George Foreman isn’t just one of the greatest boxers ever; he’s also an accomplished author, public speaker, boxing commentator, and businessman. His deal to get his name on his own line of George Foreman grills remains one of the savviest licensing deals of all time.
Foreman’s story didn’t start so positively, however. He actually came from humble beginnings. At one point, his life looked like it’d go in a different direction until one TV ad set him on a new course that would lead to fame and fortune.
George Foreman’s boxing career
Foreman’s success transcended eras. He fought with all-time greats such as Joe Frazier and Muhammad Ali. But due to his own longevity (and the brutal power of his punching ability), he was able to box well into his forties.
Foreman’s most famous fights include a win for the title over Frazier in 1973; his famous loss to Ali in the “Rumble in the Jungle” in Zaire in 1974; and a late-career victory over then-heavyweight champion Michael Moorer to give him his final world title at age 46. Foreman retired with an overall record of 76-5. Only one of those losses came via knockout, the loss to Ali.
Foreman’s life before boxing
Looking back, Foreman’s ferocity made it seem as if a career as one of boxing’s greats was a foregone conclusion. But this wasn’t always the case. In Foreman’s younger years, he got into trouble.
Born in 1949 in Marshall, Texas, the Foreman family struggled to make ends meet. Growing up in Houston’s Fifth Ward — a dangerous part of town at the time — Foreman got involved with petty crimes as a young man, working as a low-level enforcer.
At the age of 16, Foreman already towered over his peers at 6-foot-1 and 185 pounds. It seemed like Foreman’s life was heading down an unsavory and dangerous path. That’s when he saw the ad that changed his life irrevocably and set him on the course to become a champion one day.
The ad that changed George Foreman’s life
Foreman’s life changed for the better the day he saw an ad for Job Corps on TV. President Lyndon B. Johnson established the organization in 1964 when he signed the Economic Opportunity Act. The goal of the law was to give job opportunities to everyone regardless of race or economic standing.
According to National Job Corps Association CEO Lonnie P. Taylor: “Over the past 50 years, Job Corps has helped almost 3 million young people transform their lives by teaching them the skills critical to find and sustain employment.”
Foreman signed up for Job Corps, heading to Oregon and then California for work. He received small monthly stipends and regular meals. While Foreman kept getting in fights for a time, one of his supervisors took notice of his penchant for pugilism. He got Foreman involved in boxing as a more positive way to channel his anger. The rest, as they say, was history.

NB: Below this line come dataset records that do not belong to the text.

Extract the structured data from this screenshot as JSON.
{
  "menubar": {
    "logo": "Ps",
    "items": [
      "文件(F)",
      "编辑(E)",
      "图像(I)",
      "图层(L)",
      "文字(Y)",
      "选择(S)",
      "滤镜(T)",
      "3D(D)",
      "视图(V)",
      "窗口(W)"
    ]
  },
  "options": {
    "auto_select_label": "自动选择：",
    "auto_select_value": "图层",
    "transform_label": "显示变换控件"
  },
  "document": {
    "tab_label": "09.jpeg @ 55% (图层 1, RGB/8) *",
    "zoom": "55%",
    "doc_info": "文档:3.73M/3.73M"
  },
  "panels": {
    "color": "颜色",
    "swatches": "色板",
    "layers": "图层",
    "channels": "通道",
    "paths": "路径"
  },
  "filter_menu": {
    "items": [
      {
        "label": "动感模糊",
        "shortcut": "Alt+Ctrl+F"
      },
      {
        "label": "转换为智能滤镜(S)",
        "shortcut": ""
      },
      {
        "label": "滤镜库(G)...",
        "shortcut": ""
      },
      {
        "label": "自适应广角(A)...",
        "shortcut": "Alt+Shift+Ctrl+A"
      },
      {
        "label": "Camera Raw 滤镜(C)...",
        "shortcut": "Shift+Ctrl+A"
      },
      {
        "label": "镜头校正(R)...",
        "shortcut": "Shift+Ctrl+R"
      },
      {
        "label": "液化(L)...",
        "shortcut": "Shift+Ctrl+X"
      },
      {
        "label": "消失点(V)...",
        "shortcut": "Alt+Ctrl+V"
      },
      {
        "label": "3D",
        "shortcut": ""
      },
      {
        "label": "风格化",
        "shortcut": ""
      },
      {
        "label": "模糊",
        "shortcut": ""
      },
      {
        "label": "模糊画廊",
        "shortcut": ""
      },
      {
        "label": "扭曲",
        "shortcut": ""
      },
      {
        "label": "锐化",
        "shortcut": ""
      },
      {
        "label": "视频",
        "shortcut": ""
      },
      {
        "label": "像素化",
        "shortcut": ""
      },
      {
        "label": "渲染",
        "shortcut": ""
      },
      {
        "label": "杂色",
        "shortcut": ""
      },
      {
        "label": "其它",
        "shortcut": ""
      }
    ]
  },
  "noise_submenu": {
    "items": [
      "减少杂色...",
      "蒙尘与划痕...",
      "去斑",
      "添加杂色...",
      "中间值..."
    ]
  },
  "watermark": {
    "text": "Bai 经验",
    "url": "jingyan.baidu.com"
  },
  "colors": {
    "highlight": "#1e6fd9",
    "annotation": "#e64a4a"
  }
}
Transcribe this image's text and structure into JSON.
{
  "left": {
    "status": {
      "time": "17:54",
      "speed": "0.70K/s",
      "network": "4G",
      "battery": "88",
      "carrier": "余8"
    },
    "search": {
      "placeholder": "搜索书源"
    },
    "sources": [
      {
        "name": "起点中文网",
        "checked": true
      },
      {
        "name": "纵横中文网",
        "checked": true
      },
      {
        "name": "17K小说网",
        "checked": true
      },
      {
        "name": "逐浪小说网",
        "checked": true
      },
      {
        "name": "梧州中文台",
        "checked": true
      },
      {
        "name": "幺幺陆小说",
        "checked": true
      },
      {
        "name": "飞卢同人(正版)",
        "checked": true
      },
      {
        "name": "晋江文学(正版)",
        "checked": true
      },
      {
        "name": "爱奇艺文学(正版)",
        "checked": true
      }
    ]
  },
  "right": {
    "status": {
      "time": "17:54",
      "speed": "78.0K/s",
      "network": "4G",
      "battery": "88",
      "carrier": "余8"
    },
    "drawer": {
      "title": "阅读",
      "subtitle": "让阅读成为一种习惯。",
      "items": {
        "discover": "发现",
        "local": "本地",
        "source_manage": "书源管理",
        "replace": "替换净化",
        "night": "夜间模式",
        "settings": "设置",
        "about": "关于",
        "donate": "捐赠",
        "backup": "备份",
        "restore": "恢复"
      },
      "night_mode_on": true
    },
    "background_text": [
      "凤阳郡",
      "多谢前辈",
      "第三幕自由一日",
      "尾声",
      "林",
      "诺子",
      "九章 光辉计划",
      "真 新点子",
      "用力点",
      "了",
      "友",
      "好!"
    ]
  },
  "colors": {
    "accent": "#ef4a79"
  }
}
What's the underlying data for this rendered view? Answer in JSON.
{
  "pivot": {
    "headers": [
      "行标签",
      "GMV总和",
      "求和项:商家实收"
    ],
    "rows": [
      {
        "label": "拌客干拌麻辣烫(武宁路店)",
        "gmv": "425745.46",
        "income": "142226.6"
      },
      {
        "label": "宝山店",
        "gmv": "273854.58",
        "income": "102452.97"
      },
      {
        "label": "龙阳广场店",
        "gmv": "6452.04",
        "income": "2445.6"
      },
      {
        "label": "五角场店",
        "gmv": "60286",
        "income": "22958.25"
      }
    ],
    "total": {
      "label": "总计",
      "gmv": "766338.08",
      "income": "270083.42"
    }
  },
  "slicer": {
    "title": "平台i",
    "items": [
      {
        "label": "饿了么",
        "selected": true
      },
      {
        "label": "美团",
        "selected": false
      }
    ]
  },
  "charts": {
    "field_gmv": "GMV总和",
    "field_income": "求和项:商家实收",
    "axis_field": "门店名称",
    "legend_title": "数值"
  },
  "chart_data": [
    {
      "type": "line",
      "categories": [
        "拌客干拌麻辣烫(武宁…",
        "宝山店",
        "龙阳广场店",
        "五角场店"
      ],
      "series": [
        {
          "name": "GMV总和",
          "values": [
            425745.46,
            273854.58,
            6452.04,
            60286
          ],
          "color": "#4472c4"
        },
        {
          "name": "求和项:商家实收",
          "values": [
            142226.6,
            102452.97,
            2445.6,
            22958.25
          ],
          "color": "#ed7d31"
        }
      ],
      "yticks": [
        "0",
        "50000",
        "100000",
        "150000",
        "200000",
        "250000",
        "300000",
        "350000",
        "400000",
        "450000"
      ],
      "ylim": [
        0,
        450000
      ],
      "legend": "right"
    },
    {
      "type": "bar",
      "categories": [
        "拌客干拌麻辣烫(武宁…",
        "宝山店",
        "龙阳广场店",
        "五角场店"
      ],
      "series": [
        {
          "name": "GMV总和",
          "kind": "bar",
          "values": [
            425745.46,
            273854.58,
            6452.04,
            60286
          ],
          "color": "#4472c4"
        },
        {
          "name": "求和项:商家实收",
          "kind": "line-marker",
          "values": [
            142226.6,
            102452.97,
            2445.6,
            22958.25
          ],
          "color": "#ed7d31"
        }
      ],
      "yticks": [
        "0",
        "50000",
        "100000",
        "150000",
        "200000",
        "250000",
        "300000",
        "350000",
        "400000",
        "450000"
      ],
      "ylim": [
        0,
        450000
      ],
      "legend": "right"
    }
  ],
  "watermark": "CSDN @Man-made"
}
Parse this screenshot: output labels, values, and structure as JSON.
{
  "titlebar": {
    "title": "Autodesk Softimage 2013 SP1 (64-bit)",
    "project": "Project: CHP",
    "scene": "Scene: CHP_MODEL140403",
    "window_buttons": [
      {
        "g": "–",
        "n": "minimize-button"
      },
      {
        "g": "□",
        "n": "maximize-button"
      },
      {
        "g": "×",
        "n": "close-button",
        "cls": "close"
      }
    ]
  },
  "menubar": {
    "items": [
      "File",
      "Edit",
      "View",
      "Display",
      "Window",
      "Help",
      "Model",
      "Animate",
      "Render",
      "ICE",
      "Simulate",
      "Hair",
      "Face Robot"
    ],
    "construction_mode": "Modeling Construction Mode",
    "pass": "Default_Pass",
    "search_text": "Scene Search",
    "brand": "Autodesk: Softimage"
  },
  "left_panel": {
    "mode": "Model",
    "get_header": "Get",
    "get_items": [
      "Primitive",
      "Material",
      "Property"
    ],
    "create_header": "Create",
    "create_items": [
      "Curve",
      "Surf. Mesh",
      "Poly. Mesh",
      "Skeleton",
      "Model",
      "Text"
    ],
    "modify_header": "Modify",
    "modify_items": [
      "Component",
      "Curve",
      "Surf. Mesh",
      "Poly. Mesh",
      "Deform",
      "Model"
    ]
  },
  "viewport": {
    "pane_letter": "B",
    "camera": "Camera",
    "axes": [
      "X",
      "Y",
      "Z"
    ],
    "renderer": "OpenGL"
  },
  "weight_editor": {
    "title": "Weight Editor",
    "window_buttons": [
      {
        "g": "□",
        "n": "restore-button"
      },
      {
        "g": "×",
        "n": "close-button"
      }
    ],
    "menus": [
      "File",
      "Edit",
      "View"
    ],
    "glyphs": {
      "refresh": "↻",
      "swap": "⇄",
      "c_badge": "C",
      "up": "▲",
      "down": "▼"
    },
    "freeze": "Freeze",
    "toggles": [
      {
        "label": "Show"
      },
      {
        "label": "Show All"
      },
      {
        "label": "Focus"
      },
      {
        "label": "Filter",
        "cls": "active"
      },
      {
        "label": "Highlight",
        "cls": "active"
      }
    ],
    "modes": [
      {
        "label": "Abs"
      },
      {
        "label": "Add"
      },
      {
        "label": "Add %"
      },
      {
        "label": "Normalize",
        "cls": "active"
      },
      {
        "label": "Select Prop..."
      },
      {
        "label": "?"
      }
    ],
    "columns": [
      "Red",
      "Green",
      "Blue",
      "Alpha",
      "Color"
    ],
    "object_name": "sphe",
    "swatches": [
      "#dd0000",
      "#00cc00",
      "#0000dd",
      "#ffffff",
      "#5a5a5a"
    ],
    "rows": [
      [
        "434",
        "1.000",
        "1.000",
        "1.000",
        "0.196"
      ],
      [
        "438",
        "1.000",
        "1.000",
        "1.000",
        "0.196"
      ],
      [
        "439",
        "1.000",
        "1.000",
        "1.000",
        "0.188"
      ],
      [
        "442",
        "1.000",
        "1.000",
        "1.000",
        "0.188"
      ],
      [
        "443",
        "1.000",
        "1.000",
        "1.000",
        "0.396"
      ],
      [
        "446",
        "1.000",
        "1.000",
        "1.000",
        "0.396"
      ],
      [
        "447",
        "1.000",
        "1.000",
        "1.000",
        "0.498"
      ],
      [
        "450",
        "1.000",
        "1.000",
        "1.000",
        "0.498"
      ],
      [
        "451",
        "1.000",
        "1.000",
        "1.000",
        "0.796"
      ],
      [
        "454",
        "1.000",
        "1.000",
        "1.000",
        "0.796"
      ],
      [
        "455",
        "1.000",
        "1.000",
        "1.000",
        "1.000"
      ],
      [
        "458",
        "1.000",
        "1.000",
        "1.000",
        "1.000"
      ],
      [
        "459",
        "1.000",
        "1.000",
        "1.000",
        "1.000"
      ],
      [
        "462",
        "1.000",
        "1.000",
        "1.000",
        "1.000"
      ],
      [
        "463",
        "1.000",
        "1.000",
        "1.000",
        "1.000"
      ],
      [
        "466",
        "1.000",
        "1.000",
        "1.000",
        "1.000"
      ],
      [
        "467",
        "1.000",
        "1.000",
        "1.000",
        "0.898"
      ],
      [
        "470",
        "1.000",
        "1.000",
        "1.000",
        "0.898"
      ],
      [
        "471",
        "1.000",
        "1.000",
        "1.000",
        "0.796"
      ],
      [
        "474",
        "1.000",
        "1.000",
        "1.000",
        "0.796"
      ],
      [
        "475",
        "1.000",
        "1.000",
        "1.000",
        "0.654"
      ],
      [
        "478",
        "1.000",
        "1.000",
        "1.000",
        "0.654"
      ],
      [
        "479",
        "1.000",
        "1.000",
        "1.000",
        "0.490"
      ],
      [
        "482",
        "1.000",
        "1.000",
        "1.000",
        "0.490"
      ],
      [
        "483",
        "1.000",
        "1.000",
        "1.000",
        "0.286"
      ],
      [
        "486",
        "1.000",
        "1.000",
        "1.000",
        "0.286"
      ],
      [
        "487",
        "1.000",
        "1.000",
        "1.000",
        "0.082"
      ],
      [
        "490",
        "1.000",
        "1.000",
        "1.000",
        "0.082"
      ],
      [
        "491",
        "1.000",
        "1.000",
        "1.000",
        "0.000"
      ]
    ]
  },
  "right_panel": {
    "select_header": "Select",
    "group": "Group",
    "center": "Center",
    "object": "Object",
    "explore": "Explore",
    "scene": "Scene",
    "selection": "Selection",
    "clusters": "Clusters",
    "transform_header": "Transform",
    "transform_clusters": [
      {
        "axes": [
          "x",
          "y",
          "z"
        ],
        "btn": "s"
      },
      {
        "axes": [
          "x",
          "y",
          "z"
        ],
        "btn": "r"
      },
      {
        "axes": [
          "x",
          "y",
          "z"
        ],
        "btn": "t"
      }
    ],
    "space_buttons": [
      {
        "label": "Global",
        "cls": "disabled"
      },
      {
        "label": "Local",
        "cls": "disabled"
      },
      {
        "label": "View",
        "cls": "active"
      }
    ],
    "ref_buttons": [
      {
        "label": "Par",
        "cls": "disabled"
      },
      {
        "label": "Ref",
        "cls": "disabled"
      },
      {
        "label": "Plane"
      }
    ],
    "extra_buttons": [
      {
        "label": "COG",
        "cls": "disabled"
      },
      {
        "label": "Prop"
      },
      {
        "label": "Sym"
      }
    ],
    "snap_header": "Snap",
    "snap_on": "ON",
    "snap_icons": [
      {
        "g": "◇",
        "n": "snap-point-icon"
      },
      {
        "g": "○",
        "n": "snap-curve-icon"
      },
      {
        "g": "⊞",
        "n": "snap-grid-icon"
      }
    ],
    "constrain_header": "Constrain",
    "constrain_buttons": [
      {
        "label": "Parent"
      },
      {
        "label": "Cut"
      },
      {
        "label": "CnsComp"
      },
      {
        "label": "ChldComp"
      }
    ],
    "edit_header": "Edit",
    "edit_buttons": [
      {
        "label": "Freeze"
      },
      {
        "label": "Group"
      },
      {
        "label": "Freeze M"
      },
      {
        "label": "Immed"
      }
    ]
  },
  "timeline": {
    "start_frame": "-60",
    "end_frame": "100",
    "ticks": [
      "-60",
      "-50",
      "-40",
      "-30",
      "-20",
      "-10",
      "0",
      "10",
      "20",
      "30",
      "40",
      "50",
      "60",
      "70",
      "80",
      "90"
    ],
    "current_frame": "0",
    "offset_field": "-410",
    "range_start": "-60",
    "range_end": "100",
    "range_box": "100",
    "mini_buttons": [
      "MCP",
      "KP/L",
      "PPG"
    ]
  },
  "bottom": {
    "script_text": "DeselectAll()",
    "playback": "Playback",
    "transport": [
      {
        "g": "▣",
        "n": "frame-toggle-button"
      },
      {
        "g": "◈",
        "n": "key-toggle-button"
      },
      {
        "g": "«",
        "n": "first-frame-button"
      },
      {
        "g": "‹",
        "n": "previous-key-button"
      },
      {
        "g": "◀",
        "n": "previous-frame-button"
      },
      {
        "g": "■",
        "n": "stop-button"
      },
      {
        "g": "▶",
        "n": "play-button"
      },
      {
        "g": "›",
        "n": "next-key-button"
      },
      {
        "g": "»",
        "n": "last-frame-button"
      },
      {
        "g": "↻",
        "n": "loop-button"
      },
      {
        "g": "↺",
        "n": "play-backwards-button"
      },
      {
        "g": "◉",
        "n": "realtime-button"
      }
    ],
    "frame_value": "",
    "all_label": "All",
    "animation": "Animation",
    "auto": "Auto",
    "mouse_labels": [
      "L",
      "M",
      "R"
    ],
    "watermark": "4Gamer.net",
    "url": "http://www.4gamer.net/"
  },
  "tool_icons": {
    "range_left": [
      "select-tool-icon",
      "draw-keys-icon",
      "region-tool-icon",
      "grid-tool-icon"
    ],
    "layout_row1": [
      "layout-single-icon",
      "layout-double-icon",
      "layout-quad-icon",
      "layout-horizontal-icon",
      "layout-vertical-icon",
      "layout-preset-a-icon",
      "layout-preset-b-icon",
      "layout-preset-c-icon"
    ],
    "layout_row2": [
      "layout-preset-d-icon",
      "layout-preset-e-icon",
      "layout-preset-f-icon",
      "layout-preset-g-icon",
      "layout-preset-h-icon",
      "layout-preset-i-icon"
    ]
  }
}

Job Corps selected Foreman out of 50 nominees to become one of its 10 Graduate Heroes as part of its 50th anniversary. In his biography, Foreman reflected on his experience with the program by saying, “I felt myself changed and changing daily … I had been reborn.”
Who knows what could’ve happened to Foreman had he not seen the ad? Based on his athletic achievements, business savvy, and philanthropic endeavors, Foreman is proof positive that sometimes those who are disenfranchised just need an assist to point them in the right direction.